Why kids aren't moving outParents said their younger adult children, defined as those aged 18 to 22, were living at home because they were saving money while they were enrolled in school. The vast majority were also unemployed or employed only part-time, another factor that limited their ability to move out into their own homes. Parents said older adult children, defined as those aged 23 to 34, were living at home to save money while they furthered their education. Other factors for this older age group included inadequate income to move out and being unmarried. The trend raises questions and concerns about household formation, an important factor in buyer demand for for-sale housing, whether new or resale.
(Image courtesy of Fannie Mae)

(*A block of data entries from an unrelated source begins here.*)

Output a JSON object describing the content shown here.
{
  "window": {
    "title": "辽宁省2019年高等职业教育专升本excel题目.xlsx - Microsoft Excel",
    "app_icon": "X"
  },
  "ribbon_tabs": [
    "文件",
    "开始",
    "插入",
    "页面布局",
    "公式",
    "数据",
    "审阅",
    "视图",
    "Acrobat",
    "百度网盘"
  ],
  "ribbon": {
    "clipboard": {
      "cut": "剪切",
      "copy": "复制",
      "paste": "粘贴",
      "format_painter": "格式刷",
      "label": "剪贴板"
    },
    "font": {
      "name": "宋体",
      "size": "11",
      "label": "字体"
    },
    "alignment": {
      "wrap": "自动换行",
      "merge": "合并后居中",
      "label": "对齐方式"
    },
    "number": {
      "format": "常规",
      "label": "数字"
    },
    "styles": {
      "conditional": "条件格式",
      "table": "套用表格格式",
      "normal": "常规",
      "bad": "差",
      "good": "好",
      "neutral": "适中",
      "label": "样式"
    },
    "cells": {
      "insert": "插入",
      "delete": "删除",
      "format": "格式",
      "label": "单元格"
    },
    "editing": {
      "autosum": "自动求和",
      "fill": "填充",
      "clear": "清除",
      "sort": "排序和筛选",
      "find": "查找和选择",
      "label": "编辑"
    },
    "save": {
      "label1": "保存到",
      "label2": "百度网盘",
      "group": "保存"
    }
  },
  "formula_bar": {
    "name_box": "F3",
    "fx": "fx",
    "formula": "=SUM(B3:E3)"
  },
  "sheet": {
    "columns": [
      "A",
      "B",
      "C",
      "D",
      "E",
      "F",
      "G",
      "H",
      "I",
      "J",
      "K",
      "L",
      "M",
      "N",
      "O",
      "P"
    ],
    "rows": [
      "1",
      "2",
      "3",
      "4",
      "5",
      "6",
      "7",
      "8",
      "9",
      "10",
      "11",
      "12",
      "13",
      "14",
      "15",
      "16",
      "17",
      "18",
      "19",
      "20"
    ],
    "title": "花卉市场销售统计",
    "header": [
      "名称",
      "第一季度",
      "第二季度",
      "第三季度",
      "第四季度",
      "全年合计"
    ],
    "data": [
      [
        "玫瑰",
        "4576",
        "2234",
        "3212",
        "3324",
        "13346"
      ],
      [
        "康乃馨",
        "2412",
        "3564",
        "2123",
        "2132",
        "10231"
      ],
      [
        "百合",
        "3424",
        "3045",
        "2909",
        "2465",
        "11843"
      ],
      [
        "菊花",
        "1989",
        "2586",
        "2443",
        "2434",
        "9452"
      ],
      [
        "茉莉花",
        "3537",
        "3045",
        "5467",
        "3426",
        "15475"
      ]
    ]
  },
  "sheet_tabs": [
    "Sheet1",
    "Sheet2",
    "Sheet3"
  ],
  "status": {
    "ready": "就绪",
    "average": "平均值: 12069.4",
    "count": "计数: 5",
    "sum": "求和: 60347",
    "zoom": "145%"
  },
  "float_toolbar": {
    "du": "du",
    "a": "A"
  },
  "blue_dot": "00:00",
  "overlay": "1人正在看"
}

More living with parentsAccording to Postles, an average of 27 percent of 18-to-34-year-old adults lived with their parents between 1990 and 2006. In 2013, 31 percent of that age group still lived at home, a significant increase to a total of about 22 million young Americans. Young adults, and particularly those in their early 30s, historically comprised a substantial proportion first-time homebuyers. The fact that these young people have delayed their decision to start a new household, regardless of the reason, contributes to lower demand for ownership and rental housing.
The importance of young, first-time buyers

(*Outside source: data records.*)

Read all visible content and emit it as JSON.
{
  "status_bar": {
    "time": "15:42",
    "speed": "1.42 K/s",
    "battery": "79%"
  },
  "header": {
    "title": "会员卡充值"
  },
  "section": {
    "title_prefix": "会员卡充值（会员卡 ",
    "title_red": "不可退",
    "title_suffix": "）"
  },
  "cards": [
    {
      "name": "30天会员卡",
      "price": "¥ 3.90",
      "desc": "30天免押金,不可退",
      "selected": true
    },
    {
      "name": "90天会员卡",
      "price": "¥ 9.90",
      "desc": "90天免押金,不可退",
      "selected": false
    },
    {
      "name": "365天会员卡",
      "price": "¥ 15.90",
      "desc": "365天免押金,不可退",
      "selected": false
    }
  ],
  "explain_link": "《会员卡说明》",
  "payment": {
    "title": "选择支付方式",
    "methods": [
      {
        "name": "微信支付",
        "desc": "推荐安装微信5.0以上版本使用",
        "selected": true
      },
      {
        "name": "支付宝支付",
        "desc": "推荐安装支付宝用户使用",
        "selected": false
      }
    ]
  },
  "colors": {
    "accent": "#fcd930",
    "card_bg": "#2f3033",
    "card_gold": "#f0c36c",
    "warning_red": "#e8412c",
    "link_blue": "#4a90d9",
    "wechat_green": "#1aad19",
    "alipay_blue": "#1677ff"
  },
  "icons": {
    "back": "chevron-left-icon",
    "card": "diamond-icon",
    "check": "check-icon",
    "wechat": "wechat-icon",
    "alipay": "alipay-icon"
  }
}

Young, first-time homebuyers are essential to a healthy real estate market. In addition to historically making up a very large percentage of home purchases, first-time buyers tend to purchase smaller “starter” homes, the homes that existing homeowners have put on the market. Without young buyers snatching up inventory, there is less overall demand and less opportunity for move-up buyers (existing homeowners who are purchasing a larger, more expensive home) to sell and find a new home. Without this “flow,” the market sputters.